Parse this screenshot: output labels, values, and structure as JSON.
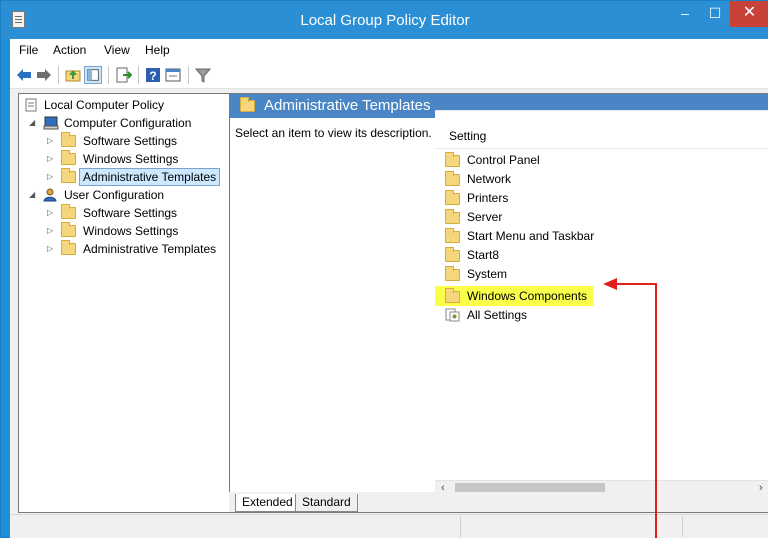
{
  "window": {
    "title": "Local Group Policy Editor",
    "minimize": "–",
    "maximize": "☐",
    "close": "✕"
  },
  "menu": [
    "File",
    "Action",
    "View",
    "Help"
  ],
  "tree": {
    "root": "Local Computer Policy",
    "computer_config": "Computer Configuration",
    "computer_children": [
      "Software Settings",
      "Windows Settings",
      "Administrative Templates"
    ],
    "user_config": "User Configuration",
    "user_children": [
      "Software Settings",
      "Windows Settings",
      "Administrative Templates"
    ]
  },
  "main": {
    "title": "Administrative Templates",
    "description": "Select an item to view its description.",
    "column_header": "Setting",
    "items": [
      "Control Panel",
      "Network",
      "Printers",
      "Server",
      "Start Menu and Taskbar",
      "Start8",
      "System",
      "Windows Components",
      "All Settings"
    ],
    "highlighted_item": "Windows Components"
  },
  "tabs": [
    "Extended",
    "Standard"
  ],
  "colors": {
    "titlebar": "#2b8fd6",
    "highlight": "#fbff4a",
    "annotation": "#e01f1f",
    "header": "#4a86c5"
  }
}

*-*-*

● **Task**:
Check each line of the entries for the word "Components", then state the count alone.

● **Exercise solution**:
2